Also on the agenda this week are the contentious issues of the financial settlement for the UK leaving the EU and the arrangements for the border between Northern Ireland and the Irish Republic.

Mr Davis, whose allies claim 30 Tory MPs are ready to back him if he runs for the leadership, has said his priority for this week's talks is citizens' rights, with a new push to lift uncertainty for the three million EU citizens living in the UK and one million Britons living in the EU.

"We made a good start last month, and this week we'll be getting into the real substance," he said.

"Protecting the rights of all our citizens is the priority for me going into this round and I'm clear that it's something we must make real progress on."

Foreign Secretary Boris Johnson, who is in Brussels on separate business, said: "A very fair, serious offer has been put on the table by the UK Government about citizenship, the value we place on the 3.2 million EU citizens in our country.

"The, I think, very good offer that we are making to them and the security they can have about their future.

"I hope very much that people will look at the offer in the spirit it deserves."

Meanwhile, there are reports Chancellor Philip Hammond has been accused of Brexit treachery and trying to frustrate the UK's withdrawal from the EU.

Brexit hardliners in the Cabinet and on the Tory backbenches are furious with Mr Hammond for championing a two-year transition deal to cushion the impact of leaving the EU.

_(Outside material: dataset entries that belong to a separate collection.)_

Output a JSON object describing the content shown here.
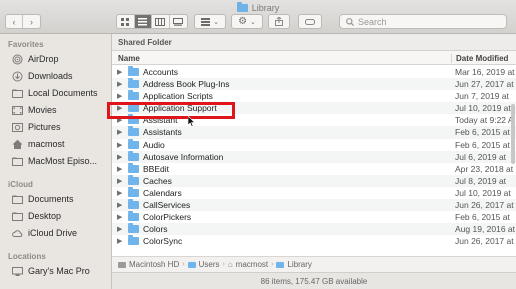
{
  "window": {
    "title": "Library"
  },
  "search": {
    "placeholder": "Search"
  },
  "sidebar": {
    "favorites_header": "Favorites",
    "favorites": [
      {
        "label": "AirDrop",
        "icon": "airdrop-icon"
      },
      {
        "label": "Downloads",
        "icon": "downloads-icon"
      },
      {
        "label": "Local Documents",
        "icon": "folder-icon"
      },
      {
        "label": "Movies",
        "icon": "movies-icon"
      },
      {
        "label": "Pictures",
        "icon": "pictures-icon"
      },
      {
        "label": "macmost",
        "icon": "home-icon"
      },
      {
        "label": "MacMost Episo...",
        "icon": "folder-icon"
      }
    ],
    "icloud_header": "iCloud",
    "icloud": [
      {
        "label": "Documents",
        "icon": "folder-icon"
      },
      {
        "label": "Desktop",
        "icon": "folder-icon"
      },
      {
        "label": "iCloud Drive",
        "icon": "cloud-icon"
      }
    ],
    "locations_header": "Locations",
    "locations": [
      {
        "label": "Gary's Mac Pro",
        "icon": "computer-icon"
      }
    ]
  },
  "main": {
    "shared_header": "Shared Folder",
    "col_name": "Name",
    "col_date": "Date Modified",
    "files": [
      {
        "name": "Accounts",
        "date": "Mar 16, 2019 at"
      },
      {
        "name": "Address Book Plug-Ins",
        "date": "Jun 27, 2017 at"
      },
      {
        "name": "Application Scripts",
        "date": "Jun 7, 2019 at"
      },
      {
        "name": "Application Support",
        "date": "Jul 10, 2019 at"
      },
      {
        "name": "Assistant",
        "date": "Today at 9:22 A"
      },
      {
        "name": "Assistants",
        "date": "Feb 6, 2015 at"
      },
      {
        "name": "Audio",
        "date": "Feb 6, 2015 at"
      },
      {
        "name": "Autosave Information",
        "date": "Jul 6, 2019 at"
      },
      {
        "name": "BBEdit",
        "date": "Apr 23, 2018 at"
      },
      {
        "name": "Caches",
        "date": "Jul 8, 2019 at"
      },
      {
        "name": "Calendars",
        "date": "Jul 10, 2019 at"
      },
      {
        "name": "CallServices",
        "date": "Jun 26, 2017 at"
      },
      {
        "name": "ColorPickers",
        "date": "Feb 6, 2015 at"
      },
      {
        "name": "Colors",
        "date": "Aug 19, 2016 at"
      },
      {
        "name": "ColorSync",
        "date": "Jun 26, 2017 at"
      }
    ]
  },
  "pathbar": [
    "Macintosh HD",
    "Users",
    "macmost",
    "Library"
  ],
  "status": "86 items, 175.47 GB available"
}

An unnamed senior Cabinet minister is quoted in The Daily Telegraph saying: "What's really going on is that the Establishment, the Treasury, is trying to f*** it up. They want to frustrate Brexit."

According to the Telegraph's source, Mr Hammond sees Brexit-supporters as "pirates" who have "taken the Establishment prisoner" and he is "trying to break out" and get his own way.

The latest reported attack on Mr Hammond from senior colleagues comes after he reacted angrily to a Sunday Times report claiming he told the Cabinet that public sector workers were overpaid.

But in the same interview, the Chancellor - seen as an advocate of a so-called "soft Brexit" - infuriated hardline Tory Brexiteers who want a clean break from the EU by suggesting a transitional period could last two years.